[Dataset rows describing interfaces]
- - -

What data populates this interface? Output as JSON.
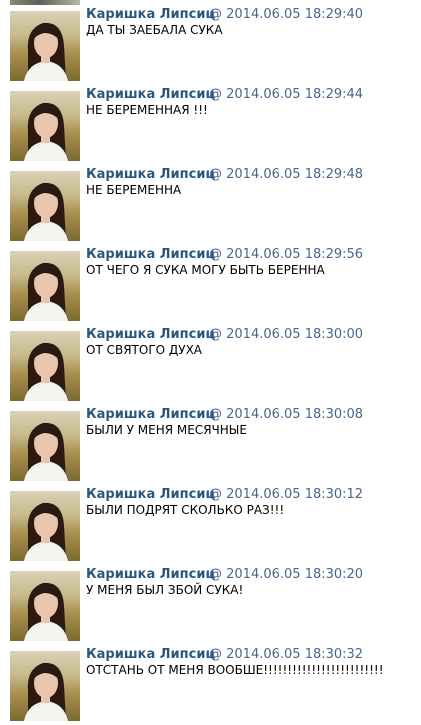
{
  "messages": [
    {
      "author": "Каришка Липсиц",
      "timestamp": "@ 2014.06.05 18:29:40",
      "text": "ДА ТЫ ЗАЕБАЛА СУКА"
    },
    {
      "author": "Каришка Липсиц",
      "timestamp": "@ 2014.06.05 18:29:44",
      "text": "НЕ БЕРЕМЕННАЯ !!!"
    },
    {
      "author": "Каришка Липсиц",
      "timestamp": "@ 2014.06.05 18:29:48",
      "text": "НЕ БЕРЕМЕННА"
    },
    {
      "author": "Каришка Липсиц",
      "timestamp": "@ 2014.06.05 18:29:56",
      "text": "ОТ ЧЕГО Я СУКА МОГУ БЫТЬ БЕРЕННА"
    },
    {
      "author": "Каришка Липсиц",
      "timestamp": "@ 2014.06.05 18:30:00",
      "text": "ОТ СВЯТОГО ДУХА"
    },
    {
      "author": "Каришка Липсиц",
      "timestamp": "@ 2014.06.05 18:30:08",
      "text": "БЫЛИ У МЕНЯ МЕСЯЧНЫЕ"
    },
    {
      "author": "Каришка Липсиц",
      "timestamp": "@ 2014.06.05 18:30:12",
      "text": "БЫЛИ ПОДРЯТ СКОЛЬКО РАЗ!!!"
    },
    {
      "author": "Каришка Липсиц",
      "timestamp": "@ 2014.06.05 18:30:20",
      "text": "У МЕНЯ БЫЛ ЗБОЙ СУКА!"
    },
    {
      "author": "Каришка Липсиц",
      "timestamp": "@ 2014.06.05 18:30:32",
      "text": "ОТСТАНЬ ОТ МЕНЯ ВООБШЕ!!!!!!!!!!!!!!!!!!!!!!!!!"
    }
  ],
  "colors": {
    "author": "#2b587a",
    "timestamp": "#45688e",
    "text": "#000000",
    "background": "#ffffff"
  }
}
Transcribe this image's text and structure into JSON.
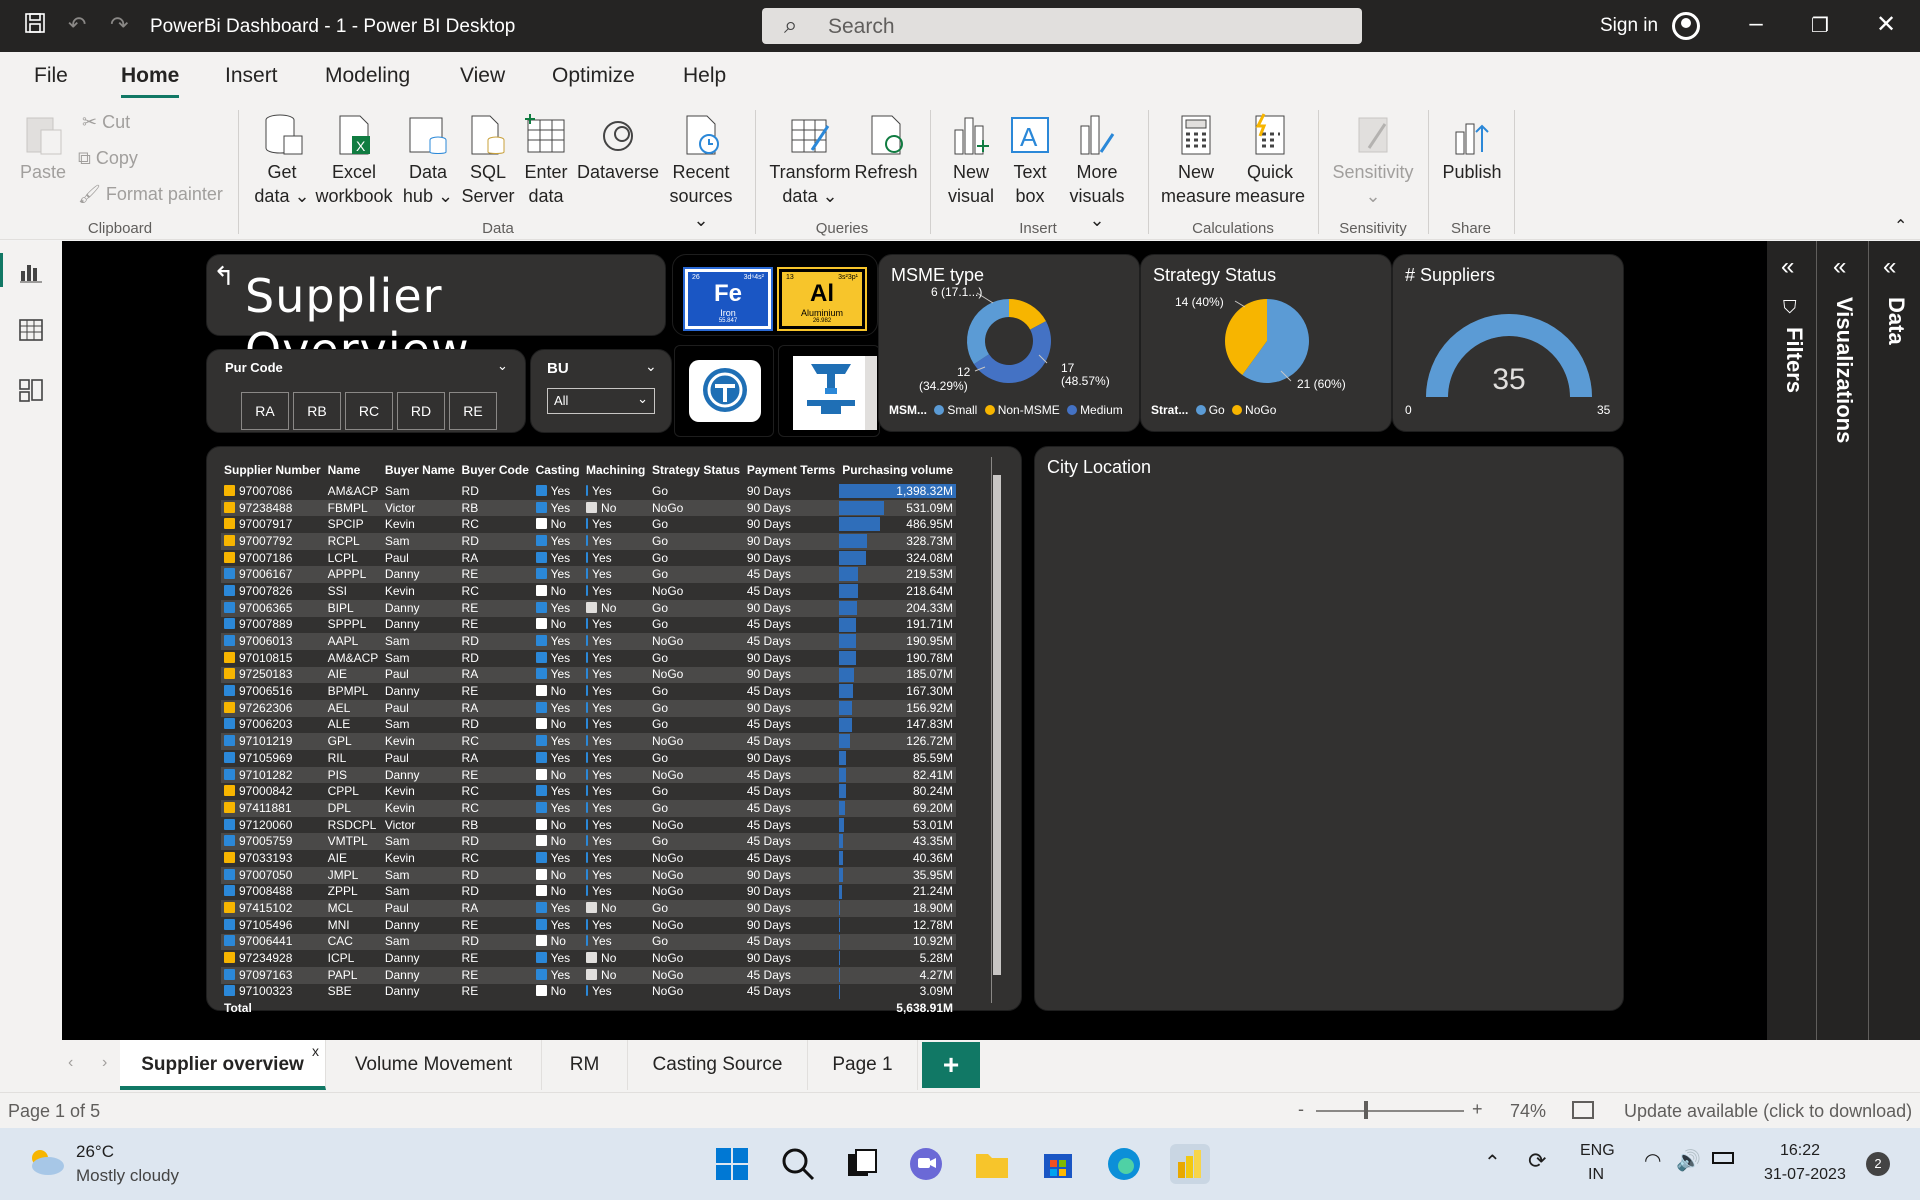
{
  "window": {
    "title": "PowerBi Dashboard - 1 - Power BI Desktop",
    "search_placeholder": "Search",
    "signin": "Sign in"
  },
  "menu": [
    "File",
    "Home",
    "Insert",
    "Modeling",
    "View",
    "Optimize",
    "Help"
  ],
  "ribbon": {
    "clipboard": {
      "paste": "Paste",
      "cut": "Cut",
      "copy": "Copy",
      "format_painter": "Format painter",
      "group": "Clipboard"
    },
    "data": {
      "get_data": [
        "Get",
        "data"
      ],
      "excel": [
        "Excel",
        "workbook"
      ],
      "data_hub": [
        "Data",
        "hub"
      ],
      "sql": [
        "SQL",
        "Server"
      ],
      "enter": [
        "Enter",
        "data"
      ],
      "dataverse": "Dataverse",
      "recent": [
        "Recent",
        "sources"
      ],
      "group": "Data"
    },
    "queries": {
      "transform": [
        "Transform",
        "data"
      ],
      "refresh": "Refresh",
      "group": "Queries"
    },
    "insert": {
      "new_visual": [
        "New",
        "visual"
      ],
      "text_box": [
        "Text",
        "box"
      ],
      "more_visuals": [
        "More",
        "visuals"
      ],
      "group": "Insert"
    },
    "calculations": {
      "new_measure": [
        "New",
        "measure"
      ],
      "quick_measure": [
        "Quick",
        "measure"
      ],
      "group": "Calculations"
    },
    "sensitivity": {
      "label": "Sensitivity",
      "group": "Sensitivity"
    },
    "share": {
      "publish": "Publish",
      "group": "Share"
    }
  },
  "report": {
    "title": "Supplier Overview",
    "elements": [
      {
        "num": "26",
        "config": "3d⁶4s²",
        "symbol": "Fe",
        "name": "Iron",
        "mass": "55.847"
      },
      {
        "num": "13",
        "config": "3s²3p¹",
        "symbol": "Al",
        "name": "Aluminium",
        "mass": "26.982"
      }
    ],
    "pur_code": {
      "label": "Pur Code",
      "options": [
        "RA",
        "RB",
        "RC",
        "RD",
        "RE"
      ]
    },
    "bu": {
      "label": "BU",
      "value": "All"
    },
    "msme": {
      "title": "MSME type",
      "legend_title": "MSM...",
      "labels": {
        "top": "6 (17.1...)",
        "left": [
          "12",
          "(34.29%)"
        ],
        "right": [
          "17",
          "(48.57%)"
        ]
      },
      "legend": [
        {
          "name": "Small",
          "color": "#5b9bd5"
        },
        {
          "name": "Non-MSME",
          "color": "#f7b500"
        },
        {
          "name": "Medium",
          "color": "#4472c4"
        }
      ],
      "values": [
        {
          "name": "Small",
          "value": 12,
          "pct": 34.29
        },
        {
          "name": "Non-MSME",
          "value": 6,
          "pct": 17.14
        },
        {
          "name": "Medium",
          "value": 17,
          "pct": 48.57
        }
      ]
    },
    "strategy": {
      "title": "Strategy Status",
      "legend_title": "Strat...",
      "labels": {
        "top": "14 (40%)",
        "right": "21 (60%)"
      },
      "legend": [
        {
          "name": "Go",
          "color": "#5b9bd5"
        },
        {
          "name": "NoGo",
          "color": "#f7b500"
        }
      ],
      "values": [
        {
          "name": "Go",
          "value": 21,
          "pct": 60
        },
        {
          "name": "NoGo",
          "value": 14,
          "pct": 40
        }
      ]
    },
    "suppliers": {
      "title": "# Suppliers",
      "value": "35",
      "min": "0",
      "max": "35",
      "fraction": 1
    },
    "city": {
      "title": "City Location"
    },
    "table": {
      "columns": [
        "Supplier Number",
        "Name",
        "Buyer Name",
        "Buyer Code",
        "Casting",
        "Machining",
        "Strategy Status",
        "Payment Terms",
        "Purchasing volume"
      ],
      "max_volume": 1398.32,
      "rows": [
        [
          "97007086",
          "AM&ACP",
          "Sam",
          "RD",
          "Yes",
          "Yes",
          "Go",
          "90 Days",
          "1,398.32M",
          1398.32,
          "gold"
        ],
        [
          "97238488",
          "FBMPL",
          "Victor",
          "RB",
          "Yes",
          "No",
          "NoGo",
          "90 Days",
          "531.09M",
          531.09,
          "gold"
        ],
        [
          "97007917",
          "SPCIP",
          "Kevin",
          "RC",
          "No",
          "Yes",
          "Go",
          "90 Days",
          "486.95M",
          486.95,
          "gold"
        ],
        [
          "97007792",
          "RCPL",
          "Sam",
          "RD",
          "Yes",
          "Yes",
          "Go",
          "90 Days",
          "328.73M",
          328.73,
          "gold"
        ],
        [
          "97007186",
          "LCPL",
          "Paul",
          "RA",
          "Yes",
          "Yes",
          "Go",
          "90 Days",
          "324.08M",
          324.08,
          "gold"
        ],
        [
          "97006167",
          "APPPL",
          "Danny",
          "RE",
          "Yes",
          "Yes",
          "Go",
          "45 Days",
          "219.53M",
          219.53,
          "blue"
        ],
        [
          "97007826",
          "SSI",
          "Kevin",
          "RC",
          "No",
          "Yes",
          "NoGo",
          "45 Days",
          "218.64M",
          218.64,
          "blue"
        ],
        [
          "97006365",
          "BIPL",
          "Danny",
          "RE",
          "Yes",
          "No",
          "Go",
          "90 Days",
          "204.33M",
          204.33,
          "blue"
        ],
        [
          "97007889",
          "SPPPL",
          "Danny",
          "RE",
          "No",
          "Yes",
          "Go",
          "45 Days",
          "191.71M",
          191.71,
          "blue"
        ],
        [
          "97006013",
          "AAPL",
          "Sam",
          "RD",
          "Yes",
          "Yes",
          "NoGo",
          "45 Days",
          "190.95M",
          190.95,
          "blue"
        ],
        [
          "97010815",
          "AM&ACP",
          "Sam",
          "RD",
          "Yes",
          "Yes",
          "Go",
          "90 Days",
          "190.78M",
          190.78,
          "gold"
        ],
        [
          "97250183",
          "AIE",
          "Paul",
          "RA",
          "Yes",
          "Yes",
          "NoGo",
          "90 Days",
          "185.07M",
          185.07,
          "gold"
        ],
        [
          "97006516",
          "BPMPL",
          "Danny",
          "RE",
          "No",
          "Yes",
          "Go",
          "45 Days",
          "167.30M",
          167.3,
          "blue"
        ],
        [
          "97262306",
          "AEL",
          "Paul",
          "RA",
          "Yes",
          "Yes",
          "Go",
          "90 Days",
          "156.92M",
          156.92,
          "gold"
        ],
        [
          "97006203",
          "ALE",
          "Sam",
          "RD",
          "No",
          "Yes",
          "Go",
          "45 Days",
          "147.83M",
          147.83,
          "blue"
        ],
        [
          "97101219",
          "GPL",
          "Kevin",
          "RC",
          "Yes",
          "Yes",
          "NoGo",
          "45 Days",
          "126.72M",
          126.72,
          "blue"
        ],
        [
          "97105969",
          "RIL",
          "Paul",
          "RA",
          "Yes",
          "Yes",
          "Go",
          "90 Days",
          "85.59M",
          85.59,
          "blue"
        ],
        [
          "97101282",
          "PIS",
          "Danny",
          "RE",
          "No",
          "Yes",
          "NoGo",
          "45 Days",
          "82.41M",
          82.41,
          "blue"
        ],
        [
          "97000842",
          "CPPL",
          "Kevin",
          "RC",
          "Yes",
          "Yes",
          "Go",
          "45 Days",
          "80.24M",
          80.24,
          "gold"
        ],
        [
          "97411881",
          "DPL",
          "Kevin",
          "RC",
          "Yes",
          "Yes",
          "Go",
          "45 Days",
          "69.20M",
          69.2,
          "gold"
        ],
        [
          "97120060",
          "RSDCPL",
          "Victor",
          "RB",
          "No",
          "Yes",
          "NoGo",
          "45 Days",
          "53.01M",
          53.01,
          "blue"
        ],
        [
          "97005759",
          "VMTPL",
          "Sam",
          "RD",
          "No",
          "Yes",
          "Go",
          "45 Days",
          "43.35M",
          43.35,
          "blue"
        ],
        [
          "97033193",
          "AIE",
          "Kevin",
          "RC",
          "Yes",
          "Yes",
          "NoGo",
          "45 Days",
          "40.36M",
          40.36,
          "gold"
        ],
        [
          "97007050",
          "JMPL",
          "Sam",
          "RD",
          "No",
          "Yes",
          "NoGo",
          "90 Days",
          "35.95M",
          35.95,
          "blue"
        ],
        [
          "97008488",
          "ZPPL",
          "Sam",
          "RD",
          "No",
          "Yes",
          "NoGo",
          "90 Days",
          "21.24M",
          21.24,
          "blue"
        ],
        [
          "97415102",
          "MCL",
          "Paul",
          "RA",
          "Yes",
          "No",
          "Go",
          "90 Days",
          "18.90M",
          18.9,
          "gold"
        ],
        [
          "97105496",
          "MNI",
          "Danny",
          "RE",
          "Yes",
          "Yes",
          "NoGo",
          "90 Days",
          "12.78M",
          12.78,
          "blue"
        ],
        [
          "97006441",
          "CAC",
          "Sam",
          "RD",
          "No",
          "Yes",
          "Go",
          "45 Days",
          "10.92M",
          10.92,
          "blue"
        ],
        [
          "97234928",
          "ICPL",
          "Danny",
          "RE",
          "Yes",
          "No",
          "NoGo",
          "90 Days",
          "5.28M",
          5.28,
          "gold"
        ],
        [
          "97097163",
          "PAPL",
          "Danny",
          "RE",
          "Yes",
          "No",
          "NoGo",
          "45 Days",
          "4.27M",
          4.27,
          "blue"
        ],
        [
          "97100323",
          "SBE",
          "Danny",
          "RE",
          "No",
          "Yes",
          "NoGo",
          "45 Days",
          "3.09M",
          3.09,
          "blue"
        ]
      ],
      "total_label": "Total",
      "total_value": "5,638.91M"
    }
  },
  "side_panels": [
    "Filters",
    "Visualizations",
    "Data"
  ],
  "tabs": [
    "Supplier overview",
    "Volume Movement",
    "RM",
    "Casting Source",
    "Page 1"
  ],
  "status": {
    "page": "Page 1 of 5",
    "zoom": "74%",
    "update": "Update available (click to download)",
    "zoom_minus": "-",
    "zoom_plus": "+"
  },
  "taskbar": {
    "temp": "26°C",
    "weather": "Mostly cloudy",
    "lang1": "ENG",
    "lang2": "IN",
    "time": "16:22",
    "date": "31-07-2023",
    "notif": "2"
  },
  "colors": {
    "accent": "#117865",
    "blue": "#5b9bd5",
    "gold": "#f7b500",
    "dark": "#4472c4",
    "bar": "#2f6eba"
  }
}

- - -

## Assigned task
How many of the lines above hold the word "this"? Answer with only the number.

## Expected output
2